Exercise - Look through the entries below and count the lines with "What" in them; the reply is the number alone.

Data about app and page elements -
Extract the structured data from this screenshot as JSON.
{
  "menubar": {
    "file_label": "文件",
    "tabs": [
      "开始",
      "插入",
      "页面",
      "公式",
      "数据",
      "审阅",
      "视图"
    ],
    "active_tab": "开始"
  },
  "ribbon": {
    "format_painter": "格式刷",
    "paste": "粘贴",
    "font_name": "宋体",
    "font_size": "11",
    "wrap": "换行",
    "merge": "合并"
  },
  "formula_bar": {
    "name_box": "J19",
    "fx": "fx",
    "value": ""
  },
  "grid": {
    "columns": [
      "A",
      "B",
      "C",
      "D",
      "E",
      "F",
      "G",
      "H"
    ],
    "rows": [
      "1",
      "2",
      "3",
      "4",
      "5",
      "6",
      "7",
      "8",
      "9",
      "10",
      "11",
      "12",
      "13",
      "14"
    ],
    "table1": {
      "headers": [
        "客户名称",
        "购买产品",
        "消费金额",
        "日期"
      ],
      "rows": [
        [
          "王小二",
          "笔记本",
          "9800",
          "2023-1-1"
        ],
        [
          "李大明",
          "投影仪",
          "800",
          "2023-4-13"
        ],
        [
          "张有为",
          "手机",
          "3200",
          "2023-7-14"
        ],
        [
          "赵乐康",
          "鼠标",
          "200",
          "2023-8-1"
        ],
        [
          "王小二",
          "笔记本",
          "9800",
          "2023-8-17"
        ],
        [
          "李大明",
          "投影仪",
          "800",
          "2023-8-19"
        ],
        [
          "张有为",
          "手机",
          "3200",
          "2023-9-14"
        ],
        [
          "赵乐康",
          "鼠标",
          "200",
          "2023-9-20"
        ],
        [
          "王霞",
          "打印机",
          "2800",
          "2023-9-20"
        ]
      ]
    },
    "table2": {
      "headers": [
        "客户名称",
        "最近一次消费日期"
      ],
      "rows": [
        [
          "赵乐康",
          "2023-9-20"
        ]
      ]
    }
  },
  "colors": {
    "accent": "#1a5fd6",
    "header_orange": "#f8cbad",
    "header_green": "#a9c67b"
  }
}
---
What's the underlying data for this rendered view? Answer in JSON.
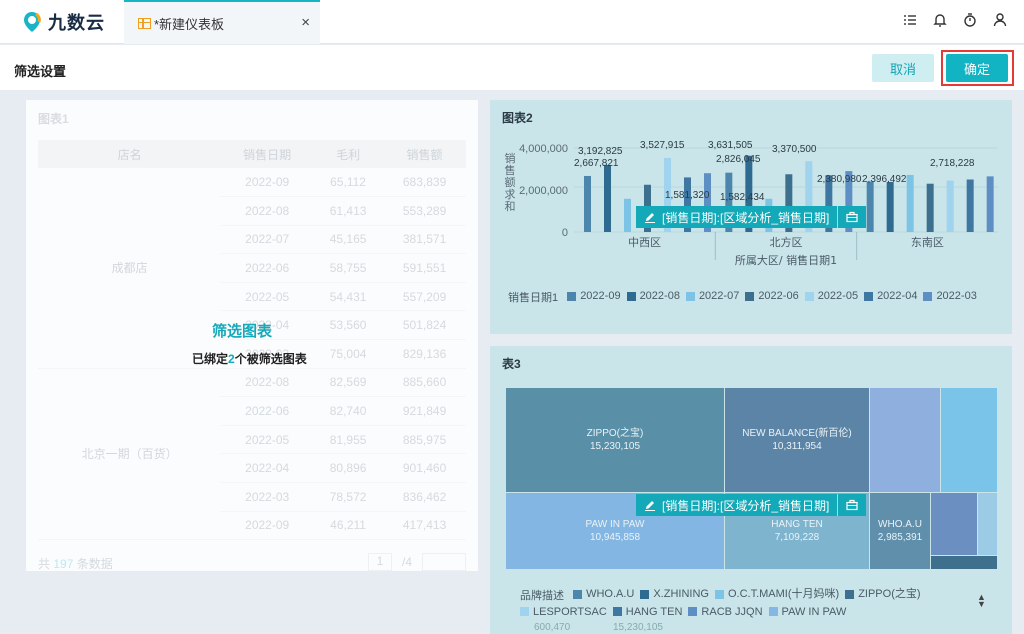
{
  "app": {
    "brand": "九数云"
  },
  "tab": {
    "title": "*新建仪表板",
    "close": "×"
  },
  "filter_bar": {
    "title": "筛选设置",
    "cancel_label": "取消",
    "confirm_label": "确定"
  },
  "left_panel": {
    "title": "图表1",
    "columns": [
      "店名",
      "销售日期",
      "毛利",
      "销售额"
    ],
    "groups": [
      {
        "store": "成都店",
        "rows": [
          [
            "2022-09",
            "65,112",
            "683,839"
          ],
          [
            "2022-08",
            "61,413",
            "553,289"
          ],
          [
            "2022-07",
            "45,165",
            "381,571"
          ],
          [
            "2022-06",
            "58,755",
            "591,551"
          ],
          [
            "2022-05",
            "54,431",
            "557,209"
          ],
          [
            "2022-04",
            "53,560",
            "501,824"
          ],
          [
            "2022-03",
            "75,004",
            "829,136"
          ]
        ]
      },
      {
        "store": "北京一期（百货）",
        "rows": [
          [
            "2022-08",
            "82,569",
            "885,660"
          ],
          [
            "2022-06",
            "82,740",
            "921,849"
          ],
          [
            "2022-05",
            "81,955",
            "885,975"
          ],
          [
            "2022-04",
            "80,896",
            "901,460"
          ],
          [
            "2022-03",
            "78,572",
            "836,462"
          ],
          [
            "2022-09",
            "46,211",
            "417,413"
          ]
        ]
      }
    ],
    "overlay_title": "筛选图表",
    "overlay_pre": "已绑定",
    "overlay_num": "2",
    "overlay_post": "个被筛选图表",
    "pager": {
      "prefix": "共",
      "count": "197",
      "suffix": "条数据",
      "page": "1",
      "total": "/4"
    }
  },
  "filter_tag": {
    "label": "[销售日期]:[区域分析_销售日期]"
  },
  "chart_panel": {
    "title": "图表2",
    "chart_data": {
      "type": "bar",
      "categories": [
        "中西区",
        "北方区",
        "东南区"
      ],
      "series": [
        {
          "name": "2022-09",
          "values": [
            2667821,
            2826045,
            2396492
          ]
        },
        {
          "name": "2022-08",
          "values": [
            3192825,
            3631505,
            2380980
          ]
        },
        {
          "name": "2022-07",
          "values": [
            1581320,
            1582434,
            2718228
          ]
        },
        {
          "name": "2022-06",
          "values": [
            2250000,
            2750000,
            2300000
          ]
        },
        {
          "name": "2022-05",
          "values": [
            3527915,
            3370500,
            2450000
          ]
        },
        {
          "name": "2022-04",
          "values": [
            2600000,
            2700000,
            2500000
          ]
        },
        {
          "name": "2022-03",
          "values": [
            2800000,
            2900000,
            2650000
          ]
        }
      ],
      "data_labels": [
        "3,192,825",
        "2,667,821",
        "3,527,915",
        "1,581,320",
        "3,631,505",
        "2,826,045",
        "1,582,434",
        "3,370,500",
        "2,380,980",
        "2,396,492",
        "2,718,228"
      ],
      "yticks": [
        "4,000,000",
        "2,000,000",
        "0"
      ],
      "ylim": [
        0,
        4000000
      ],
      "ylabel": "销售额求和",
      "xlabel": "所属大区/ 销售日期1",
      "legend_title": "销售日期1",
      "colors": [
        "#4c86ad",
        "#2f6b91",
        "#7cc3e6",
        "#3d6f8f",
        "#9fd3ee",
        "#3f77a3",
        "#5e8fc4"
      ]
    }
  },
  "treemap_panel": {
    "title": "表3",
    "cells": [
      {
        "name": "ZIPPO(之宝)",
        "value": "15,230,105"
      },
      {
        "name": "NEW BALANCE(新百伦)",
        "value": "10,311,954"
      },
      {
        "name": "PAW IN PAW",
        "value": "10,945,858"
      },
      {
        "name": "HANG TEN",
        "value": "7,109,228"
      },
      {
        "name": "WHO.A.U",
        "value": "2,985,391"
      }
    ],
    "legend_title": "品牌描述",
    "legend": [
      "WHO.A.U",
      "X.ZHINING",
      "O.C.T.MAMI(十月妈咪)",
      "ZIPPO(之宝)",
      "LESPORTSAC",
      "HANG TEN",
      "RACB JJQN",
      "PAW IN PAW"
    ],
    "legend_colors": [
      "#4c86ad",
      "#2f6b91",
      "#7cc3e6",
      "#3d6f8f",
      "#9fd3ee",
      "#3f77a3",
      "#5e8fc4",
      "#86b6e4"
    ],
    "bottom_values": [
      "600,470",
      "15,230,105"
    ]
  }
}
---
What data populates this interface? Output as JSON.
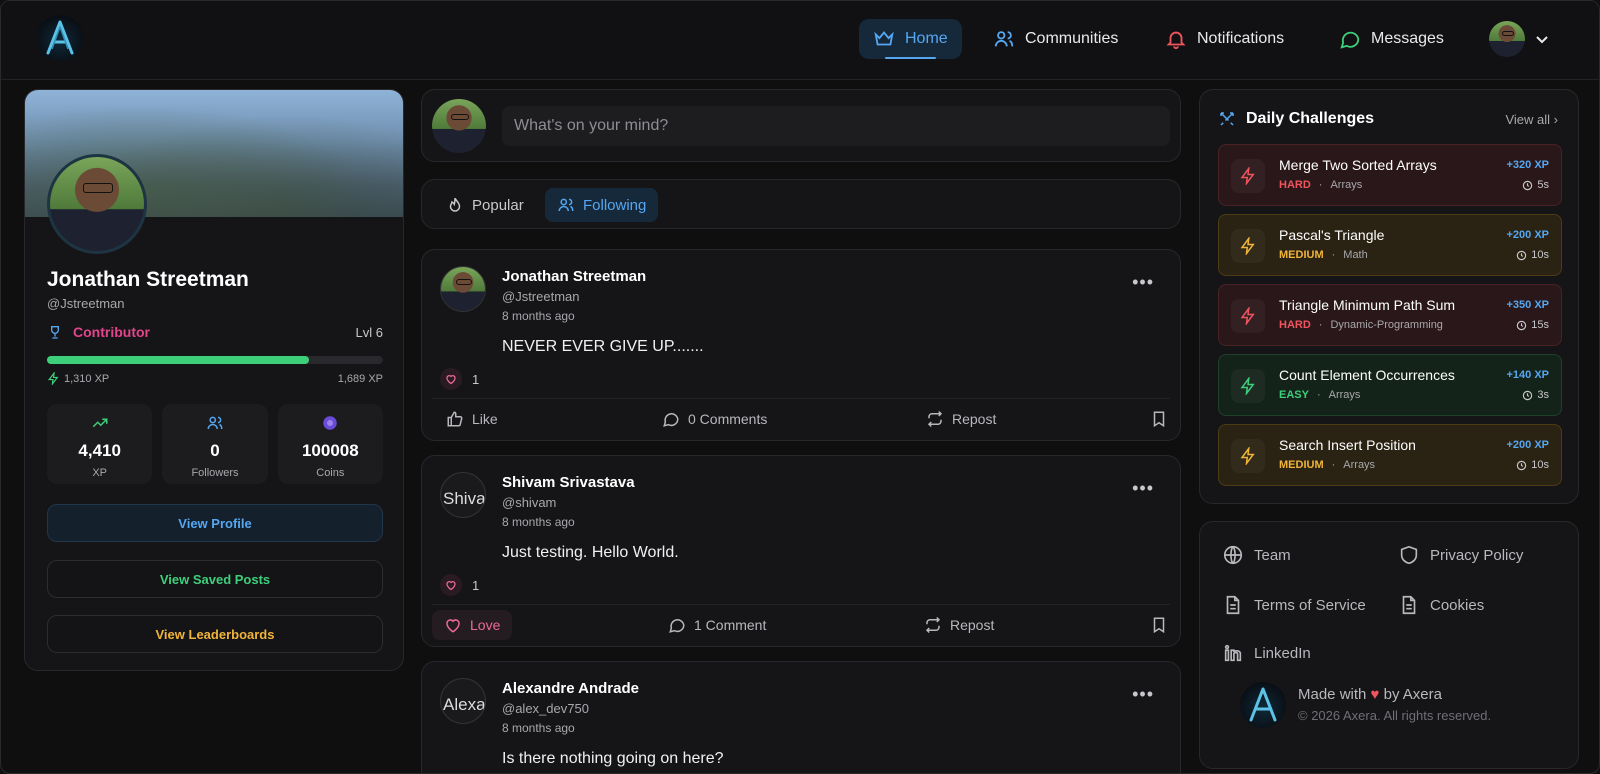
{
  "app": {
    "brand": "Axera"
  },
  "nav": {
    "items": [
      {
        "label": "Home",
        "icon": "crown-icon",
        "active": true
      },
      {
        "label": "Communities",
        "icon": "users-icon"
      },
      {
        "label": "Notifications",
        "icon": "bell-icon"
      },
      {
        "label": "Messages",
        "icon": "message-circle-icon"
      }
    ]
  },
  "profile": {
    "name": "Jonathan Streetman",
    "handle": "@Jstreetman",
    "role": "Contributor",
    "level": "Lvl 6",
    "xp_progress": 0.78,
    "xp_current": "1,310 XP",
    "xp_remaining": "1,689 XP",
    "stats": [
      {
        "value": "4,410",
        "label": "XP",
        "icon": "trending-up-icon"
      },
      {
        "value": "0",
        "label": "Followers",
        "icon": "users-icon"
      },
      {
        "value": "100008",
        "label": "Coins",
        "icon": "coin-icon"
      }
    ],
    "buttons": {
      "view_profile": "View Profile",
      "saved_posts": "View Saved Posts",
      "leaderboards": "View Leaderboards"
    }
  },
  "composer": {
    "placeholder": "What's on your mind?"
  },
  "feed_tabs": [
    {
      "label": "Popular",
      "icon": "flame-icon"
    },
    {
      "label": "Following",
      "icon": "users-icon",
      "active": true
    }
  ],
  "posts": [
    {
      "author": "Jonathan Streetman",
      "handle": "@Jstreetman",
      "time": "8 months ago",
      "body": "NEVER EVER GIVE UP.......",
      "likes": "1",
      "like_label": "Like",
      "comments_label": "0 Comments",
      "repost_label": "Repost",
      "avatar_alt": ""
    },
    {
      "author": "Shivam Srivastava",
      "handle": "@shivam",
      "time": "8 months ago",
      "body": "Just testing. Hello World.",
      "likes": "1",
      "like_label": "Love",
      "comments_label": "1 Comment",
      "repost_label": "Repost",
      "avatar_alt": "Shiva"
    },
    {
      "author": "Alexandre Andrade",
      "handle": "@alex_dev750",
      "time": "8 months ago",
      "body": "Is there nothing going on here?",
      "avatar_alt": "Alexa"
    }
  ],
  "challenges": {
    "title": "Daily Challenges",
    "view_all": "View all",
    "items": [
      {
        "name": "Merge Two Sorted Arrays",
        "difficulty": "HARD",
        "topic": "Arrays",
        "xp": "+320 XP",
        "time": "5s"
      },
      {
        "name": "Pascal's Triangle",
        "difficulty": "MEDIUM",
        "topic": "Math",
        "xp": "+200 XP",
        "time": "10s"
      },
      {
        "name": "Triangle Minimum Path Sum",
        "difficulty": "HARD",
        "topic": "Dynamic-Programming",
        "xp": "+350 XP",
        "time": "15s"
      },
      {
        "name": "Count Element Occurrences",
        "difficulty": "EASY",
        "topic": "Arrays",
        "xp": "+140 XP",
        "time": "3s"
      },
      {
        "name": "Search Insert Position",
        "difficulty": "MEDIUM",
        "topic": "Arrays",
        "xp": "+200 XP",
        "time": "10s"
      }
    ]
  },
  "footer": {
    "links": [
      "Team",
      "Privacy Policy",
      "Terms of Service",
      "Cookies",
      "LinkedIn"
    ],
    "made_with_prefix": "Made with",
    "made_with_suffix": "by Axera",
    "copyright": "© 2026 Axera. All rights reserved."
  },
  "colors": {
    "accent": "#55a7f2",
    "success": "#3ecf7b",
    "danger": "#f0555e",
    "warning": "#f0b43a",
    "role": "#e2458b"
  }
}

Answer box - 3